Deepti Hajela, Yahoo! News, October 3, 2015
It was considered a symbolic move–President Lyndon Johnson going to the Statue of Liberty and signing an immigration bill that gave people from every country in the world an equal chance to come to America.
The president himself described the legislation as less than revolutionary. “It does not affect the lives of millions. It will not reshape the structure of our daily lives, or really add importantly to either our wealth or our power,” he said during the ceremony on Oct. 3, 1965.
But, he noted, the new law also would “strengthen us in a hundred unseen ways.”
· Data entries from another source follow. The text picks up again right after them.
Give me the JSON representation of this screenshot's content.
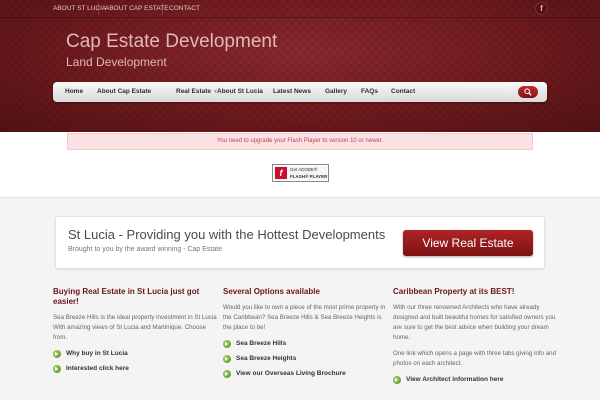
{
  "topbar": {
    "links": [
      "ABOUT ST LUCIA",
      "ABOUT CAP ESTATE",
      "CONTACT"
    ],
    "social_icon": "facebook-icon"
  },
  "site": {
    "title": "Cap Estate Development",
    "subtitle": "Land Development"
  },
  "nav": {
    "items": [
      "Home",
      "About Cap Estate",
      "Real Estate",
      "About St Lucia",
      "Latest News",
      "Gallery",
      "FAQs",
      "Contact"
    ],
    "search_icon": "search-icon"
  },
  "flash": {
    "message": "You need to upgrade your Flash Player to version 10 or newer.",
    "badge_get": "Get ADOBE®",
    "badge_name": "FLASH® PLAYER"
  },
  "promo": {
    "title": "St Lucia - Providing you with the Hottest Developments",
    "subtitle": "Brought to you by the award winning - Cap Estate",
    "button": "View Real Estate"
  },
  "columns": [
    {
      "title": "Buying Real Estate in St Lucia just got easier!",
      "paragraphs": [
        "Sea Breeze Hills is the ideal property investment in St Lucia With amazing views of St Lucia and Martinique. Choose from."
      ],
      "links": [
        "Why buy in St Lucia",
        "Interested click here"
      ]
    },
    {
      "title": "Several Options available",
      "paragraphs": [
        "Would you like to own a piece of the most prime property in the Caribbean? Sea Breeze Hills & Sea Breeze Heights is the place to be!"
      ],
      "links": [
        "Sea Breeze Hills",
        "Sea Breeze Heights",
        "View our Overseas Living Brochure"
      ]
    },
    {
      "title": "Caribbean Property at its BEST!",
      "paragraphs": [
        "With our three renowned Architects who have already designed and built beautiful homes for satisfied owners you are sure to get the best advice when building your dream home.",
        "One link which opens a page with three tabs giving info and photos on each architect."
      ],
      "links": [
        "View Architect information here"
      ]
    }
  ],
  "colors": {
    "brand_dark": "#6e1a1e",
    "accent_red": "#a01e1e",
    "link_green": "#6aaa2e"
  }
}
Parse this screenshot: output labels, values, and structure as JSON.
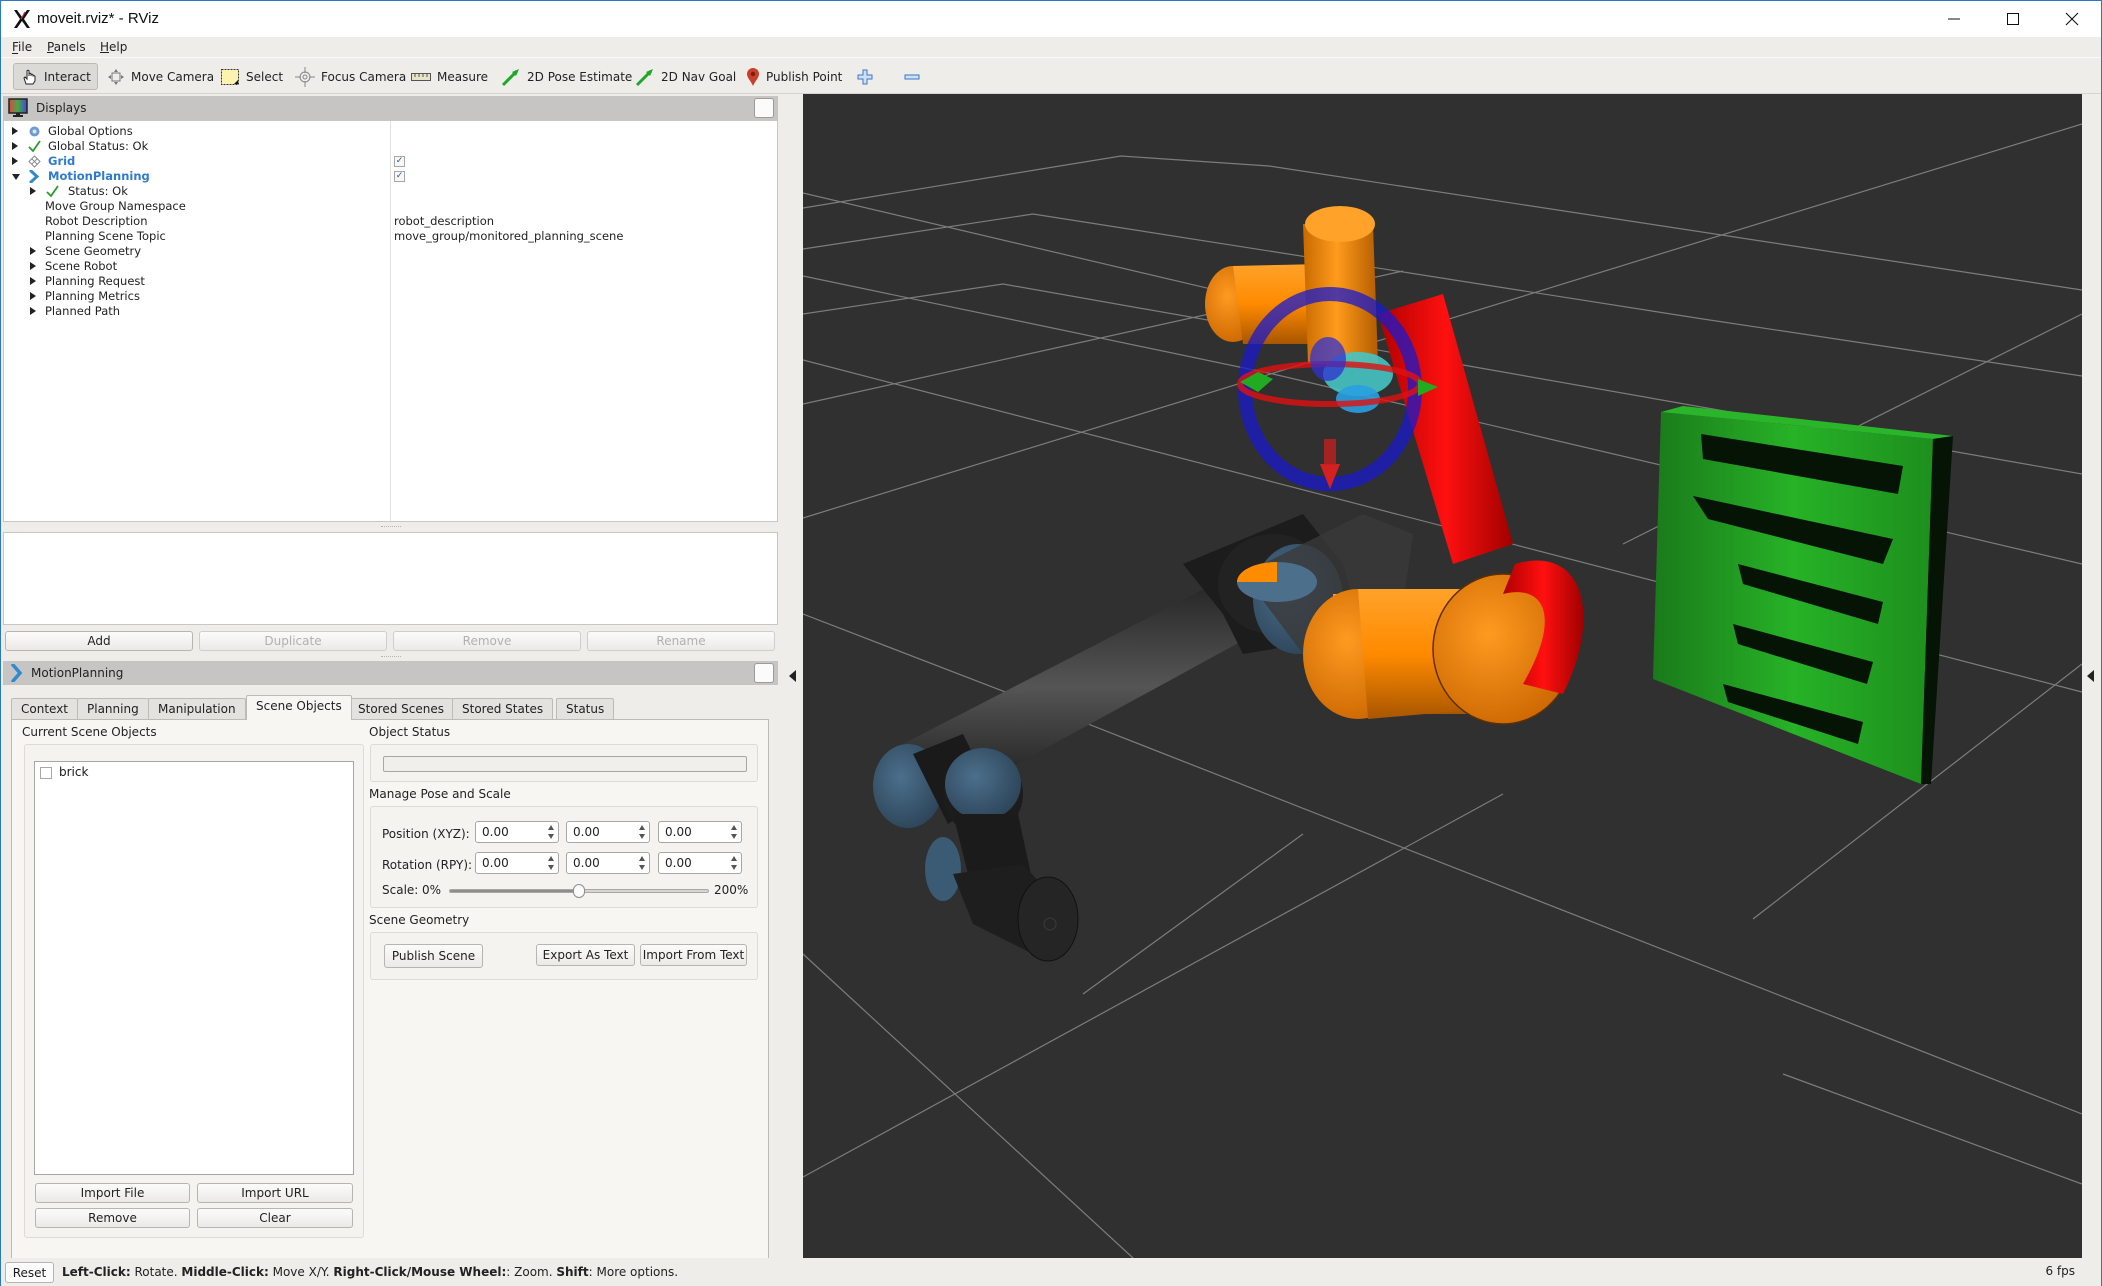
{
  "window": {
    "title": "moveit.rviz* - RViz",
    "controls": {
      "minimize": "minimize",
      "maximize": "maximize",
      "close": "close"
    }
  },
  "menu": {
    "items": [
      {
        "label": "File",
        "mnemonic": "F"
      },
      {
        "label": "Panels",
        "mnemonic": "P"
      },
      {
        "label": "Help",
        "mnemonic": "H"
      }
    ]
  },
  "toolbar": {
    "tools": [
      {
        "label": "Interact",
        "icon": "hand-pointer-icon",
        "active": true
      },
      {
        "label": "Move Camera",
        "icon": "move-camera-icon",
        "active": false
      },
      {
        "label": "Select",
        "icon": "select-box-icon",
        "active": false
      },
      {
        "label": "Focus Camera",
        "icon": "focus-camera-icon",
        "active": false
      },
      {
        "label": "Measure",
        "icon": "ruler-icon",
        "active": false
      },
      {
        "label": "2D Pose Estimate",
        "icon": "green-arrow-icon",
        "active": false
      },
      {
        "label": "2D Nav Goal",
        "icon": "green-arrow-icon",
        "active": false
      },
      {
        "label": "Publish Point",
        "icon": "map-pin-icon",
        "active": false
      }
    ],
    "add_tool": "plus-icon",
    "remove_tool": "minus-icon"
  },
  "displays_panel": {
    "title": "Displays",
    "tree": [
      {
        "label": "Global Options",
        "icon": "gear-icon",
        "expand": "collapsed",
        "indent": 0,
        "value": ""
      },
      {
        "label": "Global Status: Ok",
        "icon": "check-icon",
        "expand": "collapsed",
        "indent": 0,
        "value": ""
      },
      {
        "label": "Grid",
        "icon": "grid-icon",
        "expand": "collapsed",
        "indent": 0,
        "bold": true,
        "checked": true
      },
      {
        "label": "MotionPlanning",
        "icon": "motion-planning-icon",
        "expand": "expanded",
        "indent": 0,
        "bold": true,
        "checked": true
      },
      {
        "label": "Status: Ok",
        "icon": "check-icon",
        "expand": "collapsed",
        "indent": 1,
        "value": ""
      },
      {
        "label": "Move Group Namespace",
        "expand": "none",
        "indent": 1,
        "value": ""
      },
      {
        "label": "Robot Description",
        "expand": "none",
        "indent": 1,
        "value": "robot_description"
      },
      {
        "label": "Planning Scene Topic",
        "expand": "none",
        "indent": 1,
        "value": "move_group/monitored_planning_scene"
      },
      {
        "label": "Scene Geometry",
        "expand": "collapsed",
        "indent": 1,
        "value": ""
      },
      {
        "label": "Scene Robot",
        "expand": "collapsed",
        "indent": 1,
        "value": ""
      },
      {
        "label": "Planning Request",
        "expand": "collapsed",
        "indent": 1,
        "value": ""
      },
      {
        "label": "Planning Metrics",
        "expand": "collapsed",
        "indent": 1,
        "value": ""
      },
      {
        "label": "Planned Path",
        "expand": "collapsed",
        "indent": 1,
        "value": ""
      }
    ],
    "buttons": {
      "add": "Add",
      "duplicate": "Duplicate",
      "remove": "Remove",
      "rename": "Rename"
    }
  },
  "motion_planning_panel": {
    "title": "MotionPlanning",
    "tabs": [
      {
        "label": "Context",
        "active": false
      },
      {
        "label": "Planning",
        "active": false
      },
      {
        "label": "Manipulation",
        "active": false
      },
      {
        "label": "Scene Objects",
        "active": true
      },
      {
        "label": "Stored Scenes",
        "active": false
      },
      {
        "label": "Stored States",
        "active": false
      },
      {
        "label": "Status",
        "active": false
      }
    ],
    "scene_objects": {
      "current_objects_title": "Current Scene Objects",
      "objects": [
        {
          "name": "brick",
          "checked": false
        }
      ],
      "buttons": {
        "import_file": "Import File",
        "import_url": "Import URL",
        "remove": "Remove",
        "clear": "Clear"
      },
      "object_status_title": "Object Status",
      "object_status_value": "",
      "pose_title": "Manage Pose and Scale",
      "position_label": "Position (XYZ):",
      "position": [
        "0.00",
        "0.00",
        "0.00"
      ],
      "rotation_label": "Rotation (RPY):",
      "rotation": [
        "0.00",
        "0.00",
        "0.00"
      ],
      "scale_label": "Scale:",
      "scale_min": "0%",
      "scale_max": "200%",
      "scale_value_percent": 100,
      "scene_geometry_title": "Scene Geometry",
      "publish_scene": "Publish Scene",
      "export_as_text": "Export As Text",
      "import_from_text": "Import From Text"
    }
  },
  "viewport": {
    "scene": "3D render: grid floor, robot arm (orange/red highlighted goal state with interactive marker, dark grey current state), green shelf obstacle",
    "background_color": "#303030",
    "goal_color": "#ff8c00",
    "collision_color": "#e00000",
    "shelf_color": "#22a022"
  },
  "statusbar": {
    "reset": "Reset",
    "hint": [
      {
        "text": "Left-Click:",
        "bold": true
      },
      {
        "text": " Rotate. ",
        "bold": false
      },
      {
        "text": "Middle-Click:",
        "bold": true
      },
      {
        "text": " Move X/Y. ",
        "bold": false
      },
      {
        "text": "Right-Click/Mouse Wheel:",
        "bold": true
      },
      {
        "text": ": Zoom. ",
        "bold": false
      },
      {
        "text": "Shift",
        "bold": true
      },
      {
        "text": ": More options.",
        "bold": false
      }
    ],
    "fps": "6 fps"
  }
}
Fifty years later, there’s been dramatic change as a result of the Hart-Celler Act that Johnson signed. A country that was almost entirely native-born in 1965 has a significant foreign-born population; demographic diversity has spread to every region, expanding a black-and-white racial paradigm into a multicolored one. Americans have gleefully adopted musical genres and foods that have immigrant origins, while remaining conflicted and uneasy politically over who’s here, legally and not.
Pushed by the American families of European immigrants who wanted to bring relatives over, Congress decided to replace the nation’s tightly controlled, country-of-origin immigration system with a process that divided visas equally between all countries, giving preference to immigrants with advanced skills and education or with family ties to U.S. citizens.
Some in Congress thought that virtually nothing would change. At that time, many figured European immigrants would be the main beneficiaries.
However, immigrants from places like Asia and Latin America came to the U.S. as well. They also made use of the family preferences to bring over their parents, children and siblings. According to a report by the Pew Research Center, 59 million people have come to the U.S. since 1965, just over half from Latin America and a quarter from Asia.
The law also led to the contemporary issues of immigrants in the country without legal documentation, said Alan Kraut, history professor at American University.
Prior to 1965, countries in the Western Hemisphere didn’t have quotas, so those in Mexico and Central America could come back and forth fairly regularly. Once the law was enacted, those countries had quotas as well, but they weren’t high enough to meet the built-up demand.